Quinn Norton is putting together what looks to be a brilliant exploration of Anonymous and related efforts. The initial piece is the best I've seen to date in encapsulating what Anonymous is. The key point? It’s a culture. And, it's a culture with a long heritage of similar efforts that many people didn't get at the time, but there's definitely a (rather non-linear, of course) relationship:
The birthplace of Anonymous is a website called 4chan founded in 2003, that developed an “anything goes” random section known as the /b/ board. 4chan itself comes from a Japanese-language predecessor called 2chan, founded in 2001. Before that, the lulz and hacker pranking was alive and well in old-school IRC chat rooms, EFnet, and the 1990s hacker scene.Of course, those who don't get Anonymous still won't get Anonymous after this article. In fact, they're likely to be more confused, or more sure than ever that it's "just a bunch of bratty kids" or something along those lines. And thinking that works exactly to Anonymous' favor, which is part of the joke, in which everyone is the punchline.
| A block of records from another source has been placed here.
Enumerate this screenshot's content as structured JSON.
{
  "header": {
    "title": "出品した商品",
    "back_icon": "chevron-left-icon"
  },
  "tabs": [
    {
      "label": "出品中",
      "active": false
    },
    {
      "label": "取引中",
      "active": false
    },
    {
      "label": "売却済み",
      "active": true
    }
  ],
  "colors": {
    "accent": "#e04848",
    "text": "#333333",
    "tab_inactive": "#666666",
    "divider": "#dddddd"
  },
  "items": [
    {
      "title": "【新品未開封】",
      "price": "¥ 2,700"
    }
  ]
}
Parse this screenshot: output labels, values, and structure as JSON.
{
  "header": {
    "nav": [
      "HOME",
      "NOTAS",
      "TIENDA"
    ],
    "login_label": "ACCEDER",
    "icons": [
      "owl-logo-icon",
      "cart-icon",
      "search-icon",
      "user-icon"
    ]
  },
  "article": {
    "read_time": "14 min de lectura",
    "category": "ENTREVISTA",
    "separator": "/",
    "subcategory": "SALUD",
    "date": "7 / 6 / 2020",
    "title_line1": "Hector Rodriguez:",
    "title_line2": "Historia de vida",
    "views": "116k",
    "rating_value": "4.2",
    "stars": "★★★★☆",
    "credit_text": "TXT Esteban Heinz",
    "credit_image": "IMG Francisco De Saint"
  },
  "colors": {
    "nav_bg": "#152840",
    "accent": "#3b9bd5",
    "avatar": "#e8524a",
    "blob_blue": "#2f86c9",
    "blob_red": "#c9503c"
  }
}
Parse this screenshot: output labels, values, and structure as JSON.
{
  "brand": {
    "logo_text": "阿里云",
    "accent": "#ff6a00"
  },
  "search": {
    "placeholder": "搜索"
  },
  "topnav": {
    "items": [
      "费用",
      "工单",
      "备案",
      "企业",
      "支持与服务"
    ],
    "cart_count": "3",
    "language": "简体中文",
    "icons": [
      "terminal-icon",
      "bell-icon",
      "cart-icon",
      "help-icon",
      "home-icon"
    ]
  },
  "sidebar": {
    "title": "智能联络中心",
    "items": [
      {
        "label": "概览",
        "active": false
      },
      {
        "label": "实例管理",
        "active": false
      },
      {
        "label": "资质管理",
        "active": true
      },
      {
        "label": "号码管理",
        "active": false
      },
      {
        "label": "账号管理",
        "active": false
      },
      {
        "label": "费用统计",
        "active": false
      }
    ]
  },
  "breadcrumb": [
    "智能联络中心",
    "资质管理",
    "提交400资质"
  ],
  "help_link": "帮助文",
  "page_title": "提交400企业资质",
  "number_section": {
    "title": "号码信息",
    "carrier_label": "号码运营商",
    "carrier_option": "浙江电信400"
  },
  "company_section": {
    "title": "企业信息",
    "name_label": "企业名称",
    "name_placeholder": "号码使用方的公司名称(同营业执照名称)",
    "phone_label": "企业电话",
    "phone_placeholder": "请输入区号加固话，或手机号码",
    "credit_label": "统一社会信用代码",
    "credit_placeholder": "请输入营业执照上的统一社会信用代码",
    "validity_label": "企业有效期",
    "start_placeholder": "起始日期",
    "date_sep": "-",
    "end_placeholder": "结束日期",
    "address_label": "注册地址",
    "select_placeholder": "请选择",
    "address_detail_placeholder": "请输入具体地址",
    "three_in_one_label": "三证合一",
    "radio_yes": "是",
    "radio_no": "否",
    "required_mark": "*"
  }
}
But if you’re going back that far, add as influences Mondo 2000, and publications like RE/Search, and a billion shitty zines that were dead by 1996. But those all came from something, too.
Hacker culture, and almost all of computer culture back in the day is shot through with the Discordian edge of 1960/1970s counter-culture and Robert Anton Wilson and Robert Shea’s Illuminatus. So from there it’s the yippies, Andy Kaufmann, and the Situationists we need to first comprehend. Or do we head back to early 20th century absurdists of Dada? Or maybe we venture all the way to that olde booke of epic trolling lulze, Tristram Shandy?
We’re all the way to 1759 now.
Perhaps this means the 1960s Discordians are right, and there’s a Ha Ha Only Serious giggle that is cosmic in nature. That there is a part of reality, a force of physics, that is actually a Fundamental Sense of Humor. But the gravity we deal with can only be explained to an even larger amount of Dark Humor, woven into the fabric of the universe.